Courtney was one of four kids featured as January/February SportsKids of the "month." Along with Courtney 13-year-old Connor was honored for cycling, 10-year-old Makayla for soccer, and thirteen-year-old Kirran for golf. It's easy enough to nominate a child for this honor. You simply fill out an online form, detailing the child's sports, academic, and community service accomplishments. In the March issue of Sports Illustrated Kids, which I just received, this month's four honorees are all about the same ages, and they tend to participate in unusual sports (thirteen-year-old Lauren competes in archery, nine-year-old Jason in cross-country, fourteen-year-old Davon in football, and nine-year-old Alyssa in trampoline).
Sports Illustrated runs a similar piece each week, called "Faces in the Crowd," which has been a feature of the magazine since January 1956 (it's two years younger than the magazine itself, which Henry Luce started in 1954). When "Faces in the Crowd" turned fifty, SI looked back at the 15,672 amateur athletes who had been featured up to that point [some of the results are in this Wikipedia entry, or you can look up the original in the December 15, 2006 issue entitled "Face in the Crowd (A Brief History)"]. A few of the fun facts include:
- 5,706 Female Faces
- 263 Faces Named John
- 123 Faces Named Smith
- 233 Sports Represented
- 96 Countries Represented
- 68 Faces who later appeared on cover of SI
- 56 sets of twins that have appeared in Faces
- 3 SI Staffers that have been featured in Faces (Dan Jenkins, Bev Oden, Candy Putnam)
- 31 Women who were selected as Faces for being Beauty Queens
(One of my personal faves is Vera Wang's 1968 appearance for figure skating; of course, she went on to design figure skating costumes for my favorite figure skater of all time, Michelle Kwan.)

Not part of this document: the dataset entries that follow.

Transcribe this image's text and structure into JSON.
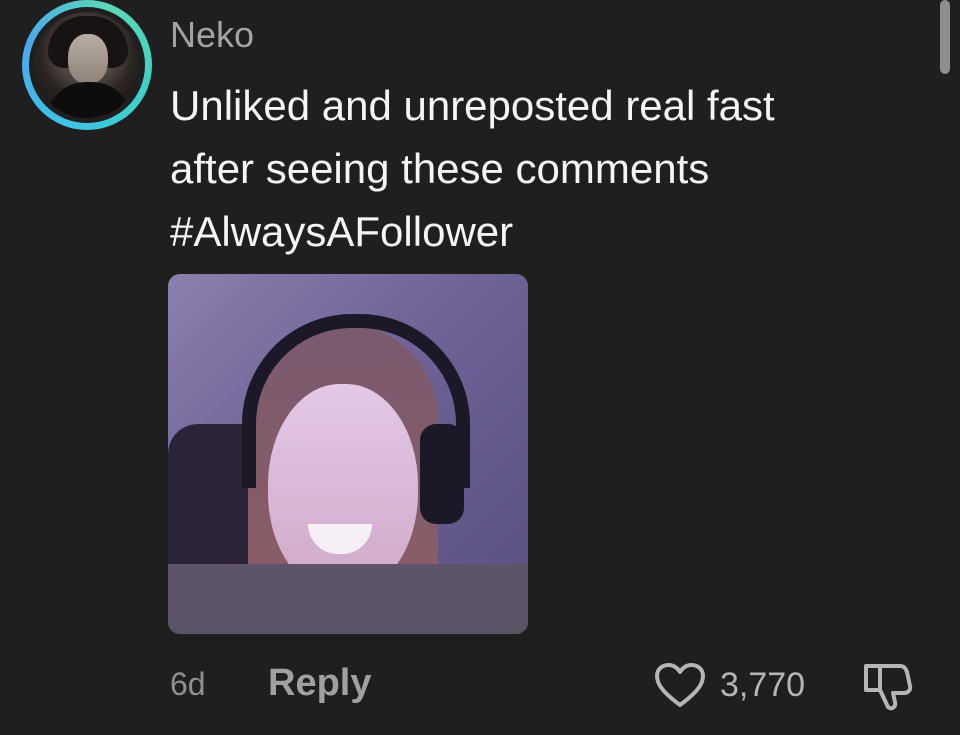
{
  "comment": {
    "username": "Neko",
    "text_lines": [
      "Unliked and unreposted real fast",
      "after seeing these comments",
      "#AlwaysAFollower"
    ],
    "time_ago": "6d",
    "reply_label": "Reply",
    "like_count": "3,770",
    "icons": {
      "like": "heart-icon",
      "dislike": "thumbs-down-icon"
    }
  },
  "colors": {
    "background": "#1f1f1f",
    "avatar_ring": "#3fc3e6",
    "username": "#a3a3a3",
    "text": "#f5f5f5",
    "meta": "#8f8f8f"
  }
}
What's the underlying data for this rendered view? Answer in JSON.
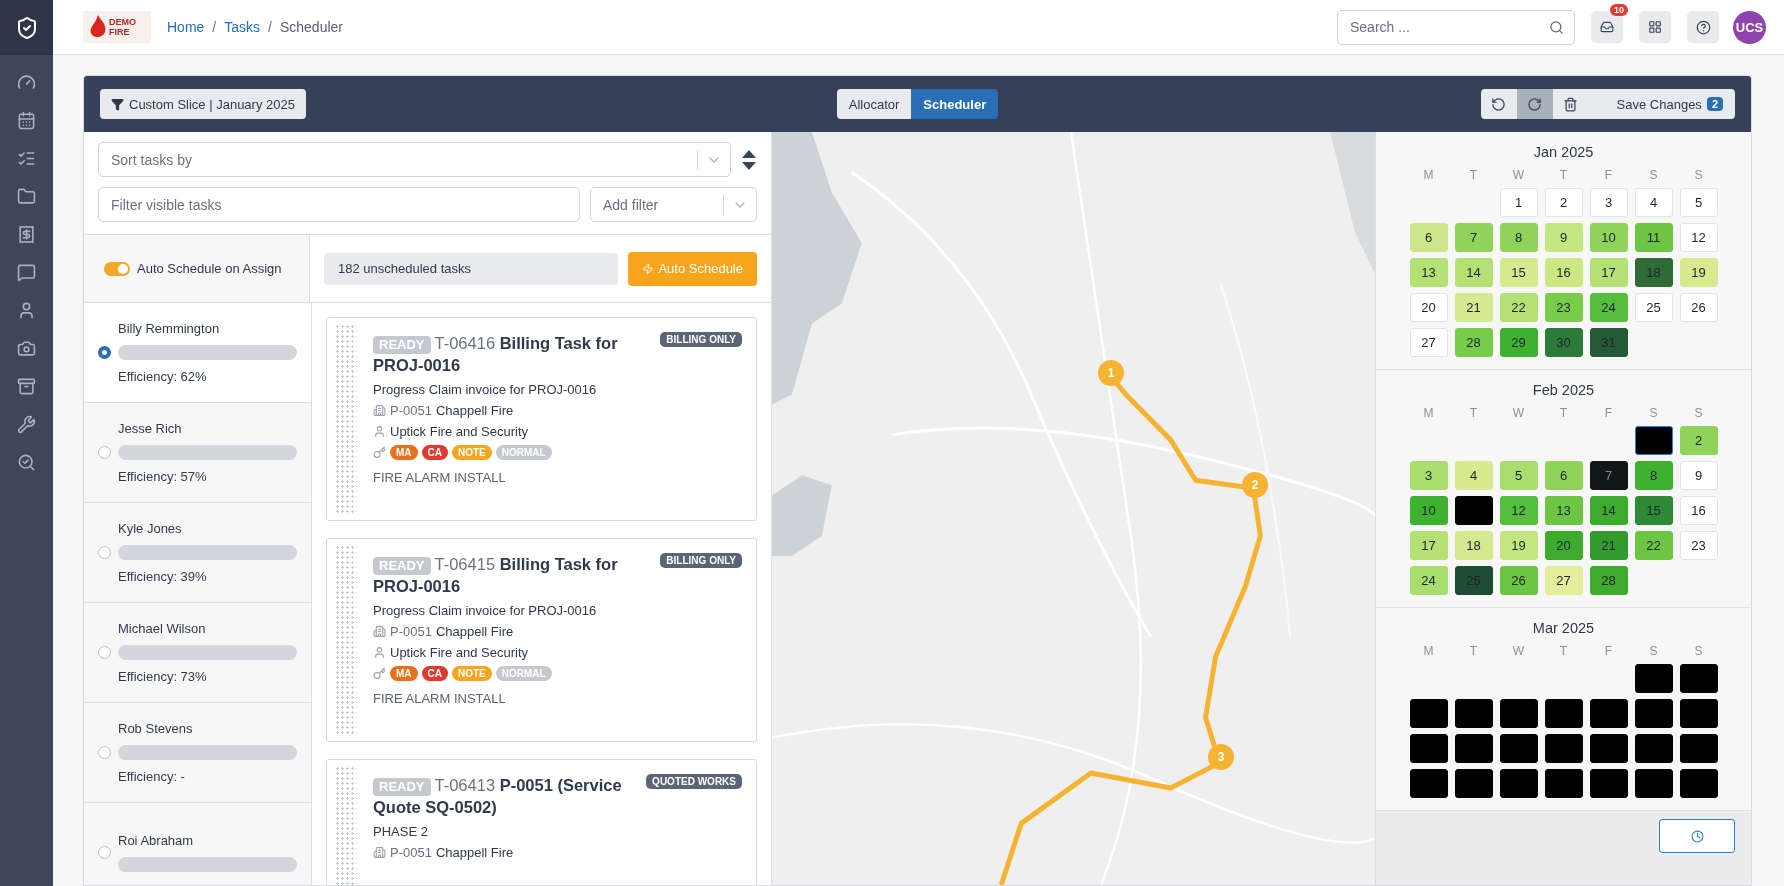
{
  "header": {
    "logo": {
      "line1": "DEMO",
      "line2": "FIRE"
    },
    "breadcrumbs": [
      {
        "label": "Home",
        "link": true
      },
      {
        "label": "Tasks",
        "link": true
      },
      {
        "label": "Scheduler",
        "link": false
      }
    ],
    "separator": "/",
    "search": {
      "placeholder": "Search ..."
    },
    "notifications": "10",
    "avatar": "UCS"
  },
  "toolbar": {
    "slice": "Custom Slice | January 2025",
    "views": [
      {
        "label": "Allocator",
        "selected": false
      },
      {
        "label": "Scheduler",
        "selected": true
      }
    ],
    "actions": [
      {
        "kind": "undo",
        "disabled": false
      },
      {
        "kind": "redo",
        "disabled": true
      },
      {
        "kind": "delete",
        "disabled": false
      }
    ],
    "save": {
      "label": "Save Changes",
      "count": "2"
    }
  },
  "filters": {
    "sort": {
      "placeholder": "Sort tasks by"
    },
    "search": {
      "placeholder": "Filter visible tasks"
    },
    "add_filter": {
      "placeholder": "Add filter"
    }
  },
  "auto": {
    "toggle": {
      "label": "Auto Schedule on Assign",
      "on": true
    },
    "unscheduled": "182 unscheduled tasks",
    "button": "Auto Schedule"
  },
  "technicians": [
    {
      "name": "Billy Remmington",
      "efficiency": "Efficiency: 62%",
      "selected": true
    },
    {
      "name": "Jesse Rich",
      "efficiency": "Efficiency: 57%",
      "selected": false
    },
    {
      "name": "Kyle Jones",
      "efficiency": "Efficiency: 39%",
      "selected": false
    },
    {
      "name": "Michael Wilson",
      "efficiency": "Efficiency: 73%",
      "selected": false
    },
    {
      "name": "Rob Stevens",
      "efficiency": "Efficiency: -",
      "selected": false
    },
    {
      "name": "Roi Abraham",
      "selected": false
    }
  ],
  "tasks": [
    {
      "status": "READY",
      "id": "T-06416",
      "title": "Billing Task for PROJ-0016",
      "type": "BILLING ONLY",
      "description": "Progress Claim invoice for PROJ-0016",
      "project_code": "P-0051",
      "project_name": "Chappell Fire",
      "client": "Uptick Fire and Security",
      "badges": [
        {
          "label": "MA",
          "color": "#e8711c"
        },
        {
          "label": "CA",
          "color": "#e03a2f"
        },
        {
          "label": "NOTE",
          "color": "#f6a51c"
        },
        {
          "label": "NORMAL",
          "color": "#c5c9cf"
        }
      ],
      "category": "FIRE ALARM INSTALL"
    },
    {
      "status": "READY",
      "id": "T-06415",
      "title": "Billing Task for PROJ-0016",
      "type": "BILLING ONLY",
      "description": "Progress Claim invoice for PROJ-0016",
      "project_code": "P-0051",
      "project_name": "Chappell Fire",
      "client": "Uptick Fire and Security",
      "badges": [
        {
          "label": "MA",
          "color": "#e8711c"
        },
        {
          "label": "CA",
          "color": "#e03a2f"
        },
        {
          "label": "NOTE",
          "color": "#f6a51c"
        },
        {
          "label": "NORMAL",
          "color": "#c5c9cf"
        }
      ],
      "category": "FIRE ALARM INSTALL"
    },
    {
      "status": "READY",
      "id": "T-06413",
      "title": "P-0051 (Service Quote SQ-0502)",
      "type": "QUOTED WORKS",
      "description": "PHASE 2",
      "project_code": "P-0051",
      "project_name": "Chappell Fire"
    }
  ],
  "map": {
    "kind": "picture",
    "route_stops": [
      "1",
      "2",
      "3"
    ]
  },
  "calendar": {
    "months": [
      {
        "title": "Jan 2025",
        "weekdays": [
          "M",
          "T",
          "W",
          "T",
          "F",
          "S",
          "S"
        ],
        "days": [
          {
            "kind": "blank"
          },
          {
            "kind": "blank"
          },
          {
            "kind": "day",
            "label": "1",
            "color": "#ffffff",
            "selected": false
          },
          {
            "kind": "day",
            "label": "2",
            "color": "#ffffff",
            "selected": false
          },
          {
            "kind": "day",
            "label": "3",
            "color": "#ffffff",
            "selected": false
          },
          {
            "kind": "day",
            "label": "4",
            "color": "#ffffff",
            "selected": false
          },
          {
            "kind": "day",
            "label": "5",
            "color": "#ffffff",
            "selected": false
          },
          {
            "kind": "day",
            "label": "6",
            "color": "#cde68a",
            "selected": false
          },
          {
            "kind": "day",
            "label": "7",
            "color": "#8fd35a",
            "selected": false
          },
          {
            "kind": "day",
            "label": "8",
            "color": "#8fd35a",
            "selected": false
          },
          {
            "kind": "day",
            "label": "9",
            "color": "#c5e57f",
            "selected": false
          },
          {
            "kind": "day",
            "label": "10",
            "color": "#8fd35a",
            "selected": false
          },
          {
            "kind": "day",
            "label": "11",
            "color": "#6cc644",
            "selected": false
          },
          {
            "kind": "day",
            "label": "12",
            "color": "#ffffff",
            "selected": false
          },
          {
            "kind": "day",
            "label": "13",
            "color": "#b5e073",
            "selected": false
          },
          {
            "kind": "day",
            "label": "14",
            "color": "#b5e073",
            "selected": false
          },
          {
            "kind": "day",
            "label": "15",
            "color": "#d4ea8e",
            "selected": false
          },
          {
            "kind": "day",
            "label": "16",
            "color": "#cce784",
            "selected": false
          },
          {
            "kind": "day",
            "label": "17",
            "color": "#b5e073",
            "selected": false
          },
          {
            "kind": "day",
            "label": "18",
            "color": "#2e6b36",
            "selected": false
          },
          {
            "kind": "day",
            "label": "19",
            "color": "#d9ea8e",
            "selected": false
          },
          {
            "kind": "day",
            "label": "20",
            "color": "#ffffff",
            "selected": false
          },
          {
            "kind": "day",
            "label": "21",
            "color": "#d4ea8e",
            "selected": false
          },
          {
            "kind": "day",
            "label": "22",
            "color": "#b5e073",
            "selected": false
          },
          {
            "kind": "day",
            "label": "23",
            "color": "#78cc4a",
            "selected": false
          },
          {
            "kind": "day",
            "label": "24",
            "color": "#55bf3c",
            "selected": false
          },
          {
            "kind": "day",
            "label": "25",
            "color": "#ffffff",
            "selected": false
          },
          {
            "kind": "day",
            "label": "26",
            "color": "#ffffff",
            "selected": false
          },
          {
            "kind": "day",
            "label": "27",
            "color": "#ffffff",
            "selected": false
          },
          {
            "kind": "day",
            "label": "28",
            "color": "#78cc4a",
            "selected": false
          },
          {
            "kind": "day",
            "label": "29",
            "color": "#3eb22e",
            "selected": false
          },
          {
            "kind": "day",
            "label": "30",
            "color": "#2e7a39",
            "selected": false
          },
          {
            "kind": "day",
            "label": "31",
            "color": "#245a35",
            "selected": false
          }
        ]
      },
      {
        "title": "Feb 2025",
        "weekdays": [
          "M",
          "T",
          "W",
          "T",
          "F",
          "S",
          "S"
        ],
        "days": [
          {
            "kind": "blank"
          },
          {
            "kind": "blank"
          },
          {
            "kind": "blank"
          },
          {
            "kind": "blank"
          },
          {
            "kind": "blank"
          },
          {
            "kind": "day",
            "color": "#000000",
            "selected": true
          },
          {
            "kind": "day",
            "label": "2",
            "color": "#8fd35a",
            "selected": false
          },
          {
            "kind": "day",
            "label": "3",
            "color": "#a9dd6d",
            "selected": false
          },
          {
            "kind": "day",
            "label": "4",
            "color": "#d9ea8e",
            "selected": false
          },
          {
            "kind": "day",
            "label": "5",
            "color": "#a9dd6d",
            "selected": false
          },
          {
            "kind": "day",
            "label": "6",
            "color": "#8fd35a",
            "selected": false
          },
          {
            "kind": "day",
            "label": "7",
            "color": "#111716",
            "selected": false
          },
          {
            "kind": "day",
            "label": "8",
            "color": "#3eb22e",
            "selected": false
          },
          {
            "kind": "day",
            "label": "9",
            "color": "#ffffff",
            "selected": false
          },
          {
            "kind": "day",
            "label": "10",
            "color": "#3eb22e",
            "selected": false
          },
          {
            "kind": "day",
            "color": "#000000",
            "selected": false
          },
          {
            "kind": "day",
            "label": "12",
            "color": "#55bf3c",
            "selected": false
          },
          {
            "kind": "day",
            "label": "13",
            "color": "#6cc644",
            "selected": false
          },
          {
            "kind": "day",
            "label": "14",
            "color": "#3eaa2e",
            "selected": false
          },
          {
            "kind": "day",
            "label": "15",
            "color": "#2e8a36",
            "selected": false
          },
          {
            "kind": "day",
            "label": "16",
            "color": "#ffffff",
            "selected": false
          },
          {
            "kind": "day",
            "label": "17",
            "color": "#b5e073",
            "selected": false
          },
          {
            "kind": "day",
            "label": "18",
            "color": "#d4ea8e",
            "selected": false
          },
          {
            "kind": "day",
            "label": "19",
            "color": "#c5e57f",
            "selected": false
          },
          {
            "kind": "day",
            "label": "20",
            "color": "#3eaa2e",
            "selected": false
          },
          {
            "kind": "day",
            "label": "21",
            "color": "#339a30",
            "selected": false
          },
          {
            "kind": "day",
            "label": "22",
            "color": "#6cc644",
            "selected": false
          },
          {
            "kind": "day",
            "label": "23",
            "color": "#ffffff",
            "selected": false
          },
          {
            "kind": "day",
            "label": "24",
            "color": "#a9dd6d",
            "selected": false
          },
          {
            "kind": "day",
            "label": "25",
            "color": "#1f4d33",
            "selected": false
          },
          {
            "kind": "day",
            "label": "26",
            "color": "#6cc644",
            "selected": false
          },
          {
            "kind": "day",
            "label": "27",
            "color": "#e4ee9a",
            "selected": false
          },
          {
            "kind": "day",
            "label": "28",
            "color": "#3eaa2e",
            "selected": false
          }
        ]
      },
      {
        "title": "Mar 2025",
        "weekdays": [
          "M",
          "T",
          "W",
          "T",
          "F",
          "S",
          "S"
        ],
        "days": [
          {
            "kind": "blank"
          },
          {
            "kind": "blank"
          },
          {
            "kind": "blank"
          },
          {
            "kind": "blank"
          },
          {
            "kind": "blank"
          },
          {
            "kind": "day",
            "color": "#000000",
            "selected": false
          },
          {
            "kind": "day",
            "color": "#000000",
            "selected": false
          },
          {
            "kind": "day",
            "color": "#000000",
            "selected": false
          },
          {
            "kind": "day",
            "color": "#000000",
            "selected": false
          },
          {
            "kind": "day",
            "color": "#000000",
            "selected": false
          },
          {
            "kind": "day",
            "color": "#000000",
            "selected": false
          },
          {
            "kind": "day",
            "color": "#000000",
            "selected": false
          },
          {
            "kind": "day",
            "color": "#000000",
            "selected": false
          },
          {
            "kind": "day",
            "color": "#000000",
            "selected": false
          },
          {
            "kind": "day",
            "color": "#000000",
            "selected": false
          },
          {
            "kind": "day",
            "color": "#000000",
            "selected": false
          },
          {
            "kind": "day",
            "color": "#000000",
            "selected": false
          },
          {
            "kind": "day",
            "color": "#000000",
            "selected": false
          },
          {
            "kind": "day",
            "color": "#000000",
            "selected": false
          },
          {
            "kind": "day",
            "color": "#000000",
            "selected": false
          },
          {
            "kind": "day",
            "color": "#000000",
            "selected": false
          },
          {
            "kind": "day",
            "color": "#000000",
            "selected": false
          },
          {
            "kind": "day",
            "color": "#000000",
            "selected": false
          },
          {
            "kind": "day",
            "color": "#000000",
            "selected": false
          },
          {
            "kind": "day",
            "color": "#000000",
            "selected": false
          },
          {
            "kind": "day",
            "color": "#000000",
            "selected": false
          },
          {
            "kind": "day",
            "color": "#000000",
            "selected": false
          },
          {
            "kind": "day",
            "color": "#000000",
            "selected": false
          }
        ]
      }
    ]
  }
}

To my knowledge, no one has taken a similar look at the kids who have been honored in the SI Kids version. Not only would it be interesting to know the gender breakdown in the fully post-Title IX environment, along with the sports which seem to vary greatly, it would also be important to look at the ages of those who have appeared.
It's a common refrain in the media (myself included) that kids are more competitive in sports at younger ages than ever before. This is enormously difficult to document with data though. By looking at the ages of SportsKids we would possibly see this downward trend-- think about six-year-old Courtney. I'm guessing no one like Courtney appeared in 1989, when SI Kids started.
SI Kids- call me!